Stored data
^^^^^^^^
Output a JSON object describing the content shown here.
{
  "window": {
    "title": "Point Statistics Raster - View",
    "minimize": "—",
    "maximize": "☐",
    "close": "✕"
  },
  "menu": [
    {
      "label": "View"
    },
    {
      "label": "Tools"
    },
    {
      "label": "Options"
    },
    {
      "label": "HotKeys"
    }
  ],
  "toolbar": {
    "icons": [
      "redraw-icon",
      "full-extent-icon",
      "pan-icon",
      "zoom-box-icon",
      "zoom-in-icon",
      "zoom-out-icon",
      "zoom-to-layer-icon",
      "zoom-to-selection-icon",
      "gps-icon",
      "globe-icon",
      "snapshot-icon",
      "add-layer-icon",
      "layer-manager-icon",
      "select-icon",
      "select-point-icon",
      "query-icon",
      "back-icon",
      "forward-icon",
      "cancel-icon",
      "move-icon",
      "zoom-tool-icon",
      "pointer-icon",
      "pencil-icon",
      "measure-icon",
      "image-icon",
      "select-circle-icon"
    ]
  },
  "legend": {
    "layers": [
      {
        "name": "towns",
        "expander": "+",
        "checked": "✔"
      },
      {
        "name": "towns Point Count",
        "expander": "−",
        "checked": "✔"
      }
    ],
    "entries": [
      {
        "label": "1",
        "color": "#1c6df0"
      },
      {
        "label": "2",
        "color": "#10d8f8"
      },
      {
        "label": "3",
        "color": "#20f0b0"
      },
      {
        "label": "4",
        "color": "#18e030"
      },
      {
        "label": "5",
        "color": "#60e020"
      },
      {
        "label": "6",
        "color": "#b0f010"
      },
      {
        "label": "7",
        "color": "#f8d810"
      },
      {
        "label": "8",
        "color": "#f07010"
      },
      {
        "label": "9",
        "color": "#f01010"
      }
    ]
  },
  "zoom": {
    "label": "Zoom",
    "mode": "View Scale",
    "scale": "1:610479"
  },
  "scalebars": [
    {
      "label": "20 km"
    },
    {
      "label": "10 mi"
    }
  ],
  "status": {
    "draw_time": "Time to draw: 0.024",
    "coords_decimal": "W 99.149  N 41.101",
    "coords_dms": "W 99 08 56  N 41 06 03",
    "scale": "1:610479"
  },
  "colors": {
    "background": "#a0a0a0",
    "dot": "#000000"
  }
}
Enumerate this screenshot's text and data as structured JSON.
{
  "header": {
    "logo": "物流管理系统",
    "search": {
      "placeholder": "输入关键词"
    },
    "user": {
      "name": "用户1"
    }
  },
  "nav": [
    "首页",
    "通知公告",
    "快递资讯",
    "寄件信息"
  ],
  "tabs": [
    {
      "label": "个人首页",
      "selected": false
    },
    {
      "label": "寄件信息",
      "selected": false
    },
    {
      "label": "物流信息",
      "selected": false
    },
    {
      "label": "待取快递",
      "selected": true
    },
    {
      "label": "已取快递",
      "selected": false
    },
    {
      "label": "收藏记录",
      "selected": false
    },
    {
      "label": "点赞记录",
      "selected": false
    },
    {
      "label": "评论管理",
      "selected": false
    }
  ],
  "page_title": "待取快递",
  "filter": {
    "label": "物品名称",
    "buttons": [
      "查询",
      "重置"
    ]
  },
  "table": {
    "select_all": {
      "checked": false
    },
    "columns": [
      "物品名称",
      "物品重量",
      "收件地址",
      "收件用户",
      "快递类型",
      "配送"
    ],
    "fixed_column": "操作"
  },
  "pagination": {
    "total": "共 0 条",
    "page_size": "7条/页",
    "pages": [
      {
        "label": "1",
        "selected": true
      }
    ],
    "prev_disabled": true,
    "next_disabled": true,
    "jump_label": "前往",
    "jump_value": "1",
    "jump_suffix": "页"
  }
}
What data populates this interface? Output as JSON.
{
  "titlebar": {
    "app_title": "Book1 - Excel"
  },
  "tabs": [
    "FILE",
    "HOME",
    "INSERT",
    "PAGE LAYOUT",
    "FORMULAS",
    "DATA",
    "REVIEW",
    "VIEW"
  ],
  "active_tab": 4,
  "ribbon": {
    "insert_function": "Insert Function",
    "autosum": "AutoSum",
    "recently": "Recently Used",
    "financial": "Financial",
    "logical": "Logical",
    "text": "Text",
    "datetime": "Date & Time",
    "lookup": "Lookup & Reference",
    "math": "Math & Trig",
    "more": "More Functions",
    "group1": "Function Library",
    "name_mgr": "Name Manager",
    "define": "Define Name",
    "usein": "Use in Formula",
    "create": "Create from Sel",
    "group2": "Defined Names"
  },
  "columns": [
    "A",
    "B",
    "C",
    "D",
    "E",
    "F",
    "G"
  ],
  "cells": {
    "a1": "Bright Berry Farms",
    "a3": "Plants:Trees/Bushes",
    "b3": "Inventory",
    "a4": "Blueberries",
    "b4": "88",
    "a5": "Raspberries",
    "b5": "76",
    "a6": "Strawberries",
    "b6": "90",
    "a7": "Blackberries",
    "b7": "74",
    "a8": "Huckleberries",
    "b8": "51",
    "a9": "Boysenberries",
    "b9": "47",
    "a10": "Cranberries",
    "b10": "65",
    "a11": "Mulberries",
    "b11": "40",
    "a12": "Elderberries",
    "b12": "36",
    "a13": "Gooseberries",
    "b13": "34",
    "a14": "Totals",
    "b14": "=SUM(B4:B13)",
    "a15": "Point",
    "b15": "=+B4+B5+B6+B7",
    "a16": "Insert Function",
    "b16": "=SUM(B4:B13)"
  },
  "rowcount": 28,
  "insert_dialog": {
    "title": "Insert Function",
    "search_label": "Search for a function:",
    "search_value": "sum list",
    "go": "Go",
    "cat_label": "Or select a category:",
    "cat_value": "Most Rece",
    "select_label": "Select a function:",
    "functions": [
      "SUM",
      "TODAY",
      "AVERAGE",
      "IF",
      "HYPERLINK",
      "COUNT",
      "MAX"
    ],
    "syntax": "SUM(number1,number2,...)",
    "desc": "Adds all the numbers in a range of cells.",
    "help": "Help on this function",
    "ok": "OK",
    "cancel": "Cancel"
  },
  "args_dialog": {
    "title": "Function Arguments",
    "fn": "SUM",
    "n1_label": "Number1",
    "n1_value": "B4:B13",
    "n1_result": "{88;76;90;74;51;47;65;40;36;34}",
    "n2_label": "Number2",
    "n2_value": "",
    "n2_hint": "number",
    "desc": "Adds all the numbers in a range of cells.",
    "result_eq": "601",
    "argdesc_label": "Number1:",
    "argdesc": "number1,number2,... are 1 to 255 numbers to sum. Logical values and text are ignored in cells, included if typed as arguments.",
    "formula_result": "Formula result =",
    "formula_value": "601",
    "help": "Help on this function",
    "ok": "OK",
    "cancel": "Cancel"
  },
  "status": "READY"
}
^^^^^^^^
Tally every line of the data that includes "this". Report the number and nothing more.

4